▸ What to work on:
Pull out each line of the data that includes the word "this".

▸ Provided data:
• • •

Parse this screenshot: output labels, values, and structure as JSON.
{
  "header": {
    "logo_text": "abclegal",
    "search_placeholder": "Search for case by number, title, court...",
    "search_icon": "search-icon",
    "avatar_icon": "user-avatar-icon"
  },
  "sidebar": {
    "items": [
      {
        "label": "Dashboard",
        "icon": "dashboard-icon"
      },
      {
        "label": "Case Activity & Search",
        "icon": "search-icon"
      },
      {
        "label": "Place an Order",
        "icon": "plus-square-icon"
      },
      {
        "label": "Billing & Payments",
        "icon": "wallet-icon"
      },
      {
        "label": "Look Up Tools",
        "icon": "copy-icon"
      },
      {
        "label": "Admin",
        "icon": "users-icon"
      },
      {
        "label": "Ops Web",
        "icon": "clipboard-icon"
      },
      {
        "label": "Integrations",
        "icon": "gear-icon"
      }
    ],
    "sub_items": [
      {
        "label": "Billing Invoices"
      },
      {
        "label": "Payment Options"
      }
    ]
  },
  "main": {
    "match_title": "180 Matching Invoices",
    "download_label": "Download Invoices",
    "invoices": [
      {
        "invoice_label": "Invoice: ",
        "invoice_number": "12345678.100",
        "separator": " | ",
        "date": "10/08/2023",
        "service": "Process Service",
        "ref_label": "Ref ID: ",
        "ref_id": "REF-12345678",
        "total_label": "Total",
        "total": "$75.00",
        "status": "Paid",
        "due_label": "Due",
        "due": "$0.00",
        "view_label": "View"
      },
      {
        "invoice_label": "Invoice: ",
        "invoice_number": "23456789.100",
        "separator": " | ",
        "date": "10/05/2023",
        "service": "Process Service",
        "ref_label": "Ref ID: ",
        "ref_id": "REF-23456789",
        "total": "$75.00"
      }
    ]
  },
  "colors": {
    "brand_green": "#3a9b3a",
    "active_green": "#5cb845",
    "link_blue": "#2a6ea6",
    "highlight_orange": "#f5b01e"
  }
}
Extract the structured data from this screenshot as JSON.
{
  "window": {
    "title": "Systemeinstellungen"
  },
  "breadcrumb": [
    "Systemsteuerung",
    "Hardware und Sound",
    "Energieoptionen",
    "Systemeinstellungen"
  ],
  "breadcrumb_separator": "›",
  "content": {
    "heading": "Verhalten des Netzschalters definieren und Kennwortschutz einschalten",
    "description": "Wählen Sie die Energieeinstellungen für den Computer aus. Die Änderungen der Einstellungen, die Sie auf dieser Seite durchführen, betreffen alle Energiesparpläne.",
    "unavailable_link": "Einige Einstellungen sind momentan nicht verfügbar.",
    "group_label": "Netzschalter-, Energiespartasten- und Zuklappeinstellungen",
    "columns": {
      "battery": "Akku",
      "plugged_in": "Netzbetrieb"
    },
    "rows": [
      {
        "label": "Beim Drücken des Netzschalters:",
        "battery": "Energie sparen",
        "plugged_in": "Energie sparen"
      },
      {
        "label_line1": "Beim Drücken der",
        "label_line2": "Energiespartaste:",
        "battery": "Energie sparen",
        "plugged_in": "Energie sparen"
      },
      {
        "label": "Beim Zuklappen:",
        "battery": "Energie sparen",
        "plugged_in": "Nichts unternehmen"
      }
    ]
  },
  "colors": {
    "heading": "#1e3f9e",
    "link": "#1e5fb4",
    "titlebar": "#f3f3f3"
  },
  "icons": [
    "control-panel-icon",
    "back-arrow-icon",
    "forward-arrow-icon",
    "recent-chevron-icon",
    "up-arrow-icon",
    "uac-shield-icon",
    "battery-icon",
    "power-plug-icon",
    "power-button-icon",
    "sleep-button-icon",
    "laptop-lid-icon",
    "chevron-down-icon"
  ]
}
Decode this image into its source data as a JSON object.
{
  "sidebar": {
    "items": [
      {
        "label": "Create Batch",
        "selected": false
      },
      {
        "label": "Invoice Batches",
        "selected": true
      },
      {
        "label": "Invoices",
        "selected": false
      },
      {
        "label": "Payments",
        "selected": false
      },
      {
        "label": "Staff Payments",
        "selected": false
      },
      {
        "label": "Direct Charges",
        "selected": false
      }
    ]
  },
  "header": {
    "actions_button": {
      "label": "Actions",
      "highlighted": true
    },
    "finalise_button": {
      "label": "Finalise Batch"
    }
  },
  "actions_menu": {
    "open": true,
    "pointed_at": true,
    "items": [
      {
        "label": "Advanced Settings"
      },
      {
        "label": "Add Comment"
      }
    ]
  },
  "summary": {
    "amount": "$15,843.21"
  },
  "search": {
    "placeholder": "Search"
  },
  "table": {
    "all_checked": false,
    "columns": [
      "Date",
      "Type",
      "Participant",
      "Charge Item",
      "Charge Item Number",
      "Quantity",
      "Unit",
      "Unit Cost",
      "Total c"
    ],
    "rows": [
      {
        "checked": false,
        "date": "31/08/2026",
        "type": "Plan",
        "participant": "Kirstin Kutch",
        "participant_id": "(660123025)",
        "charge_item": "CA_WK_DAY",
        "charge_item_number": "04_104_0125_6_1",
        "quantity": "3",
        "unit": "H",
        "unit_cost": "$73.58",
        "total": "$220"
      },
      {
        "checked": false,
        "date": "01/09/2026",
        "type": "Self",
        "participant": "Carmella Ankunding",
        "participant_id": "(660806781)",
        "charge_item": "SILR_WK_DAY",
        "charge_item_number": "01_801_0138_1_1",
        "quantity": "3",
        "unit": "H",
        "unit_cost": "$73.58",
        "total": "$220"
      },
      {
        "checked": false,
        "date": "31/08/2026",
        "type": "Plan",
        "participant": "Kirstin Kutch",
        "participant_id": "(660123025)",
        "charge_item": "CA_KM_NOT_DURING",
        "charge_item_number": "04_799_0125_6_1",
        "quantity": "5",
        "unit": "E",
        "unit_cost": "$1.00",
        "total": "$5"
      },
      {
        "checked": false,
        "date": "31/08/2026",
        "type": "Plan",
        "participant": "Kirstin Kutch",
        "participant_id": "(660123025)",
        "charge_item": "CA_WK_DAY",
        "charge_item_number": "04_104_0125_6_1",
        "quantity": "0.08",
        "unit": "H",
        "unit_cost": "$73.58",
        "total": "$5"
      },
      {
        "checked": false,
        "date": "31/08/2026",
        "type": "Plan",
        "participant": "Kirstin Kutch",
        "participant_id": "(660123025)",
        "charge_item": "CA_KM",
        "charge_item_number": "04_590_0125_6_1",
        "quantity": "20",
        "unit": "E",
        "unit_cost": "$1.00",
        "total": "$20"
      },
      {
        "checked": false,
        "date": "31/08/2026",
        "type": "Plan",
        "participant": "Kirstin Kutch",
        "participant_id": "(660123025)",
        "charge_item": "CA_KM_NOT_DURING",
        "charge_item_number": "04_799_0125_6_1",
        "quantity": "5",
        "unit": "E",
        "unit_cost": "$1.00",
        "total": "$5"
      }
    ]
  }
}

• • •

▸ Solution:
Parse this screenshot: output labels, values, and structure as JSON.
Extract the structured data from this screenshot as JSON.
Decode this image into its source data as a JSON object.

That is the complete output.